FAPE – IDEA – IEP – TEAM . . .
©Jess Dinkelacker www.defyingthespectrum.com
What Are They? : Parent Guide
I remember feeling so overwhelmed (to put it mildly) when my son was diagnosed. Not only were we struggling to figure our his diagnosis, but we had to navigate the education at the same time. Here is a quick guide to some special education law and terms.
I have tried to offer a quick key word reference and special education process guide. I have also provided quality links from sources I trust, so that you can get more detailed information on each term or process. My hopes are that this can alleviate some initial confusion for you, as well as offer a time and energy saver as you begin to navigate the system.
Hang in there!
Never have four words had such power to determine a child’s chance for a meaningful education. FAPE is the core purpose of our federal special education law, the Individuals with Disabilities Education Act 2004 (IDEA 2004). The intent of FAPE is to ensure that special education programs and related services are designed to meet a child’s unique needs and prepare him or her for further education, employment, and independent living.
IDEA is a law ensuring services to children with disabilities throughout the nation. IDEA governs how states and public agencies provide early intervention, special education and related services to more than 6.5 million eligible infants, toddlers, children and youth with disabilities.
Infants and toddlers with disabilities (birth-2) and their families receive early intervention services under IDEA Part C. Children and youth (ages 3-21) receive special education and related services under IDEA Part B.
It’s the first stop on the road after determining your child’s eligibility under the IDEA 2004. Legally the IEP team must include parent, plus at least one general education teacher (if your child is in even one general education class) and one special education teacher. In the case of a child only receiving a related service such as speech and language, a speech therapist can replace the special education teacher.
The TEAM is the combined group (Parents and Professionals) that come together to create and implement the IEP. Every member has an equal say and important expertise to contribute.
IDEA (at §300.321) describes the IEP team as including the following members:
- the parents of the child;
- not less than one regular education teacher of the child (if the child is, or may be, participating in the regular education environment);
- not less than one special education teacher of the child, or where appropriate, not less then one special education provider of the child;
- a representative of the public agency who is qualified to provide, or supervise the provision of, specially designed instruction to meet the unique needs of children with disabilities; is knowledgeable about the general education curriculum; and is knowledgeable about the availability of resources of the public agency;
- an individual who can interpret the instructional implications of evaluation results;
- other individuals who have knowledge or special expertise regarding the child, including related services personnel as appropriate (invited at the discretion of the parent or the agency); and
- the child with a disability (when appropriate).
Basic Special Education
Process under IDEA
This is a truncated version provided by the United States Department of Education
STEP 1 – CHILD IS IDENTIFIED: 3 DIFFERENT CHOICES LISTED
1) EARLY INTERVENTION (CHILDREN UNDER 3 YEARS) – Early intervention is available in every state and territory of the United States according to The Individuals with Disabilities Education Act (IDEA) Law.
2) CHILD FIND (CHILDREN 3 YEARS OLD & OLDER)
is conducted by the state to identify, locate, and evaluate all children with disabilities.
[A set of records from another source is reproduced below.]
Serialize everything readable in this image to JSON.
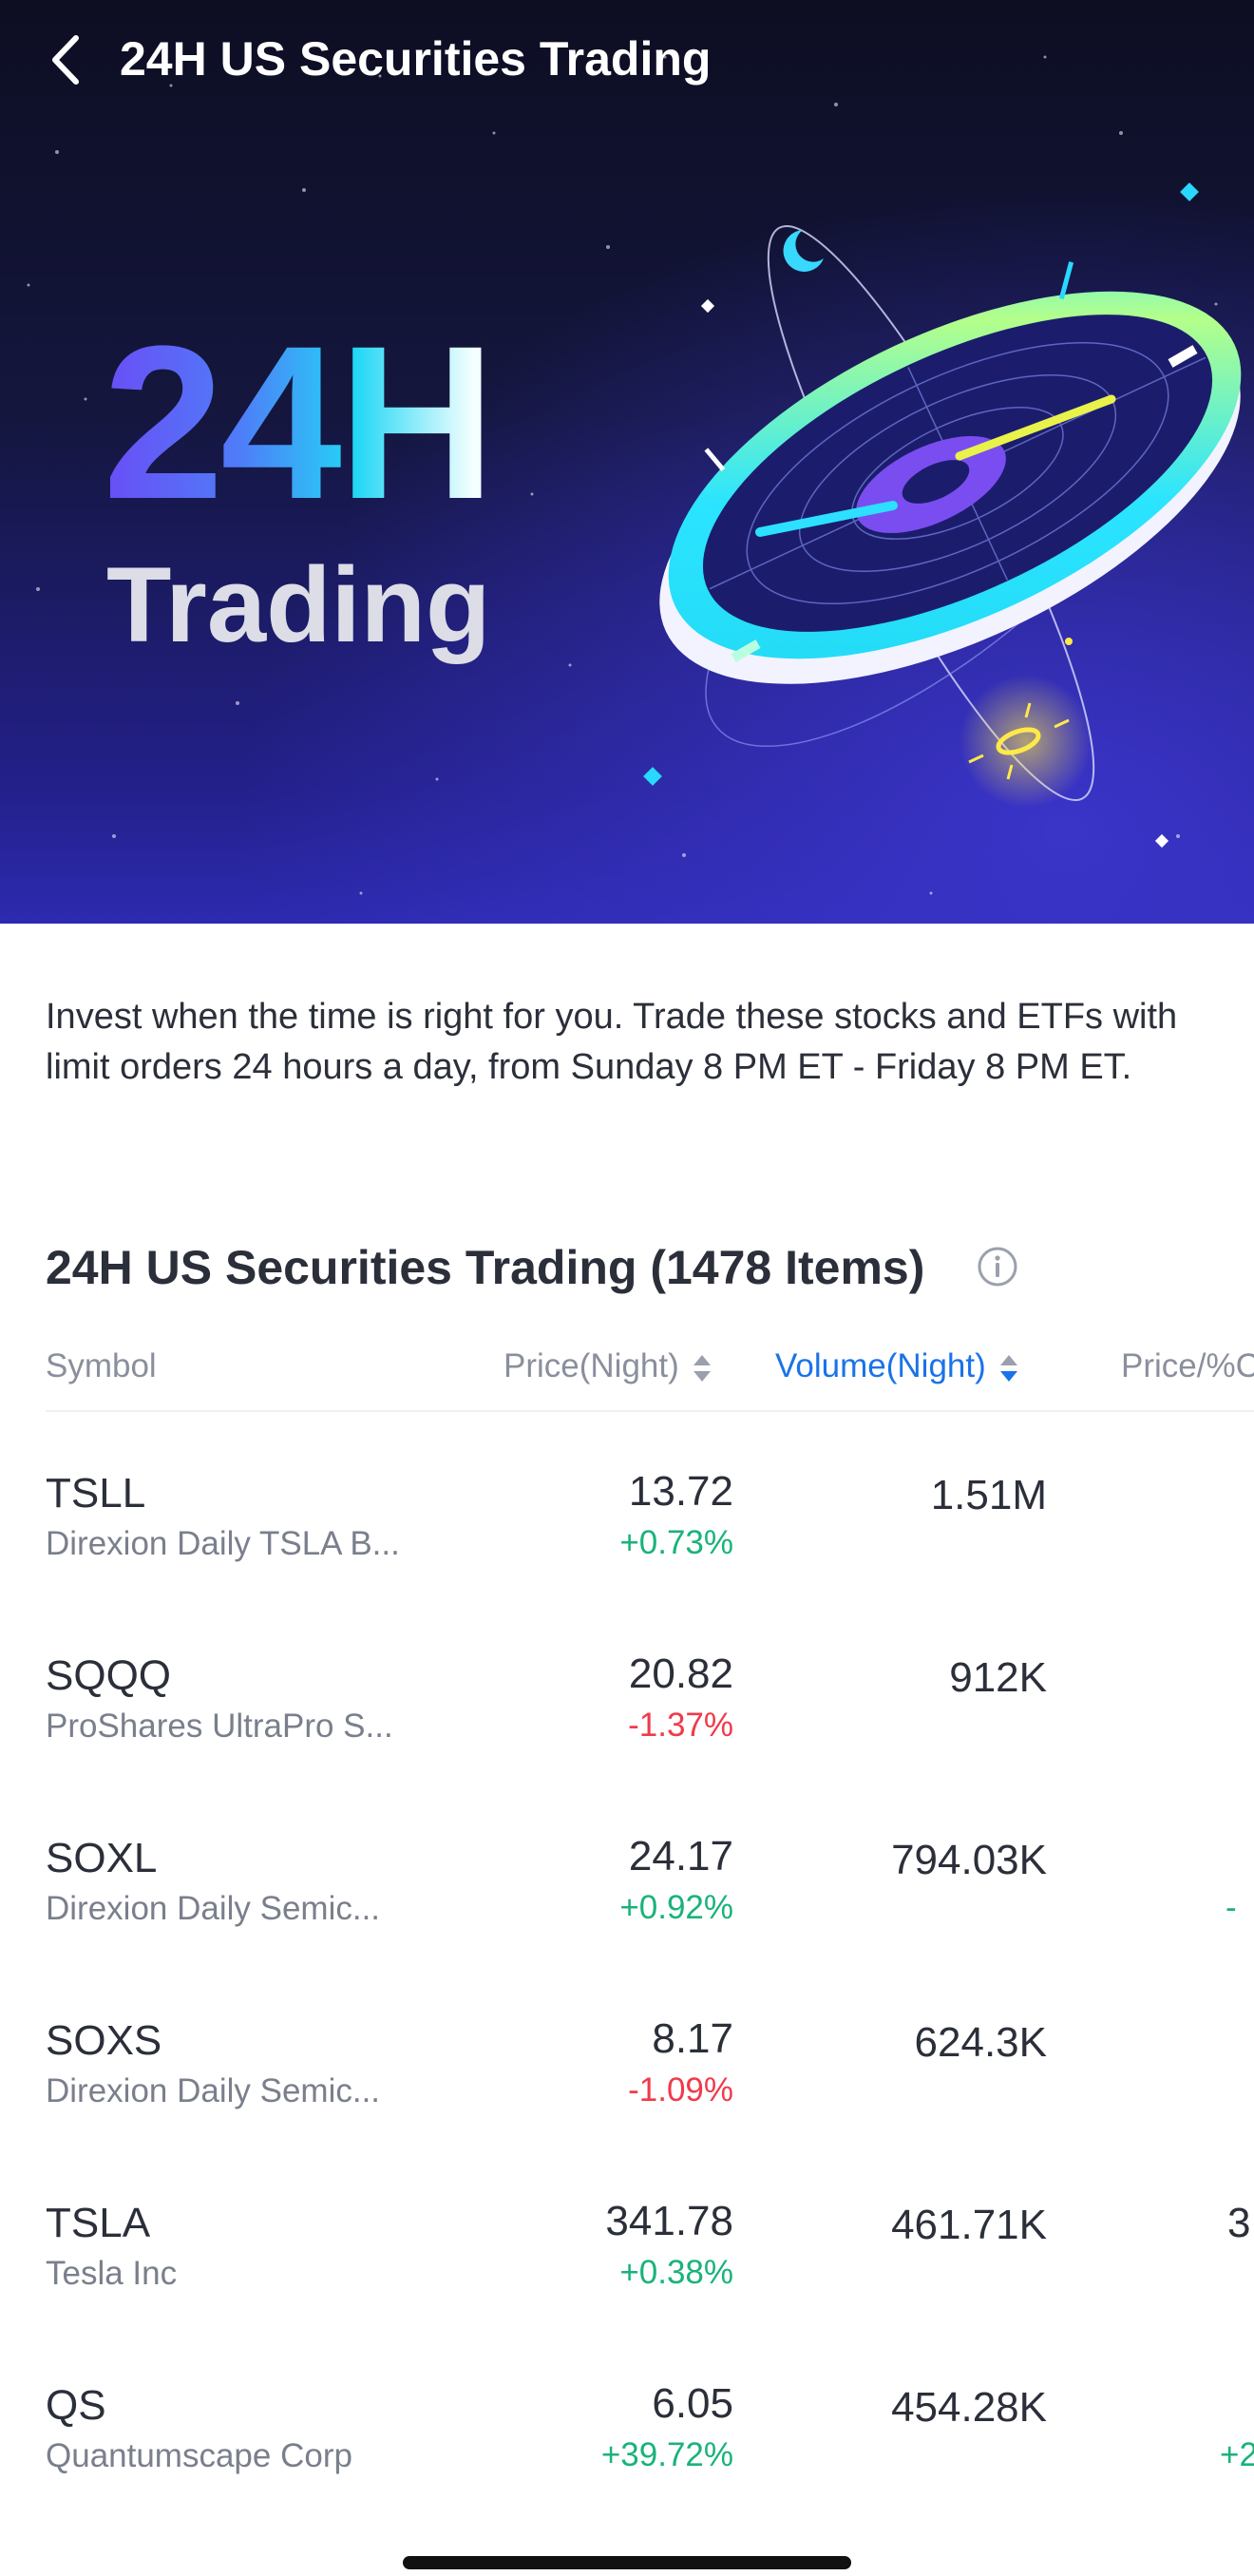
{
  "header": {
    "title": "24H US Securities Trading",
    "back_icon": "chevron-left-icon"
  },
  "hero": {
    "big_text": "24H",
    "sub_text": "Trading"
  },
  "intro_text": "Invest when the time is right for you. Trade these stocks and ETFs with limit orders 24 hours a day, from Sunday 8 PM ET - Friday 8 PM ET.",
  "section": {
    "title": "24H US Securities Trading (1478 Items)",
    "info_icon": "info-icon"
  },
  "columns": {
    "symbol": "Symbol",
    "price": "Price(Night)",
    "volume": "Volume(Night)",
    "change": "Price/%C"
  },
  "colors": {
    "accent": "#1a73e8",
    "up": "#19b37a",
    "down": "#f03a4b"
  },
  "rows": [
    {
      "symbol": "TSLL",
      "name": "Direxion Daily TSLA B...",
      "price": "13.72",
      "change": "+0.73%",
      "direction": "up",
      "volume": "1.51M",
      "extra": "",
      "extra_pct": ""
    },
    {
      "symbol": "SQQQ",
      "name": "ProShares UltraPro S...",
      "price": "20.82",
      "change": "-1.37%",
      "direction": "down",
      "volume": "912K",
      "extra": "",
      "extra_pct": ""
    },
    {
      "symbol": "SOXL",
      "name": "Direxion Daily Semic...",
      "price": "24.17",
      "change": "+0.92%",
      "direction": "up",
      "volume": "794.03K",
      "extra": "",
      "extra_pct": "-"
    },
    {
      "symbol": "SOXS",
      "name": "Direxion Daily Semic...",
      "price": "8.17",
      "change": "-1.09%",
      "direction": "down",
      "volume": "624.3K",
      "extra": "",
      "extra_pct": ""
    },
    {
      "symbol": "TSLA",
      "name": "Tesla Inc",
      "price": "341.78",
      "change": "+0.38%",
      "direction": "up",
      "volume": "461.71K",
      "extra": "3",
      "extra_pct": ""
    },
    {
      "symbol": "QS",
      "name": "Quantumscape Corp",
      "price": "6.05",
      "change": "+39.72%",
      "direction": "up",
      "volume": "454.28K",
      "extra": "",
      "extra_pct": "+2"
    }
  ]
}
Each state government is responsible for setting up the CHILDFIND. It is pretty lacking in information if you run your own search.
3) REFERRAL – BY A PROFESSIONAL – SEEK OUT YOUR SCHOOL AND PEDIATRICIAN FOR HELP
STEP 2 – CHILD IS EVALUATED
The evaluation must assess the child in all areas related to the child’s suspected disability.
STEP 3 – ELIGIBILITY IS DECIDED
A group of qualified professionals and the parents look at the child’s evaluation results to decide “TOGETHER” if the child is a “child with a disability,” as defined by IDEA.
STEP 4 CHILD IS FOUND ELIGIBLE FOR SERVICES
Within 30 calendar days after a child is determined eligible,
the IEP team must meet to write an IEP for the child.
STEP 5 – IEP MEETING IS SCHEDULED
The school system schedules and conducts the IEP meeting.
STEP 6 – IEP MEETING IS HELD AND THE IEP IS WRITTEN
STEP 7 – SERVICES ARE PROVIDED
STEP 8 – PROGRESS IS MEASURED AND REPORTED TO PARENTS
STEP 9 – IEP IS REVIEWED
The child’s IEP is reviewed by the IEP team at least
once a year, or more often if the parents or school ask for a review.
STEP 10 – CHILD IS REEVALUATED EVERY 3 YEARS OR MORE IF WARRANTED